If you wish to come on Tuesday: Please join SRLP and our allies at 8:15 am for a rally on the steps of 125 Worth Street in Manhattan before the hearing! Or, at 9 am join us at the Board of Correction Meeting in the 2nd Floor Auditorium at 125 Worth Street. Individuals attending will need to go through metal detectors in order to get to the 2nd floor. You do not need to show an ID.
More information on the rally from the Jails Action Coalition below:
RALLY AND PRESS CONFERENCE TO END RAPE ON RIKERS ISLAND!
Survivors of Sexual Violence and Advocates Encourage New Yorkers to Embrace Justice
WHAT: On Tuesday November 15, 2016 the New York City Board of Correction (BOC) will discuss and vote on the Final Rule to Detect, Prevent and Respond to sexual abuse and sexual harassment of persons incarcerated in New York City Department of Correction jails.

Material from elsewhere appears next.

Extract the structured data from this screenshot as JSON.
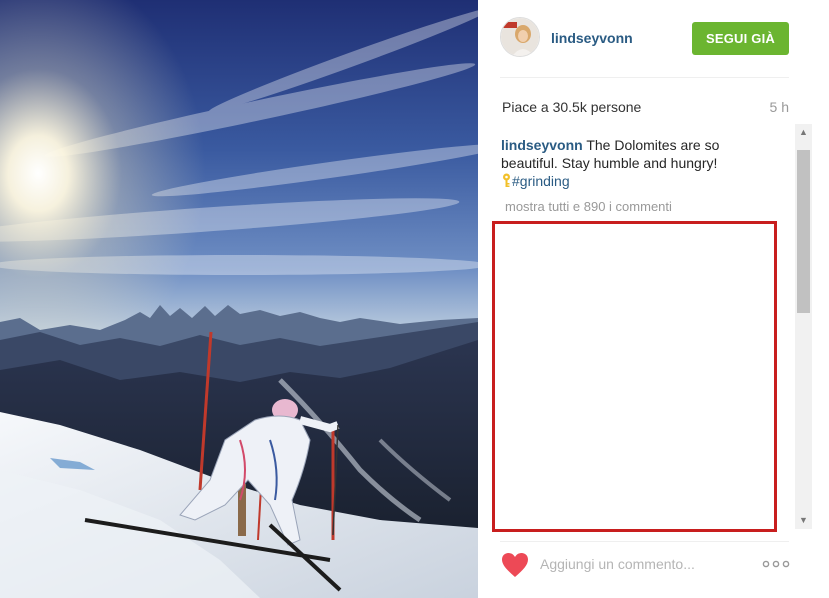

Because this is one of the most important issues confronting the women and men in custody, we urge all to have their voices heard, both to urge adoption of the Final Rule, but to demand the revisions that are needed.
WHO: Survivors of sexual violence, Kathy Morse, Xena Grandicelli, women’s rights advocates, jail reform advocates, transgender and gender non-conforming advocates, abolitionist organizers, and other community members, leaders, et al.
WHEN: Tuesday, November 15 at 8:15 AM
WHERE: Steps of 125 Worth st., New York, NY 10003
WHY: The Rules must be strengthened before they are adopted. Among other changes we demand:
• Despite BOC’s acknowledgement that only 5 out of 294 allegations of staff on inmate sexual abuse were substantiated between 2013-2015, among other omissions the proposed Final Rules contain no provision for:
• Consideration of enhanced monitoring of staff that returns to duty following one—or even many—allegations of abuse.
• Adoption of our reasonable suggestions to improve investigations—including requiring that Departmental investigations of correction officer abuse be conducted by civilian staff, and that weight be given to alleged patterns of misconduct, something allowed even in criminal prosecutions.
• Clearly requiring that camera footage be maintained let alone for long enough that the understandable reluctance of sexual abuse victims to report can be addressed.
• Transparency: while the rules require substantial reporting to BOC, they do not require that the information about the abuse—from the gender of the victim or the purported abuser to whether there were prior allegations of abuse involving the staff person—be made public.
• Requiring that genitalia not be dispositive as to where transgender persons are housed, they do not require any specific protections for those transgender women confined in a male facility, where they remain at extraordinary risk. Nor do they require that training for staff assigned to guard transgender prisoners be completed until 2020, four years from now.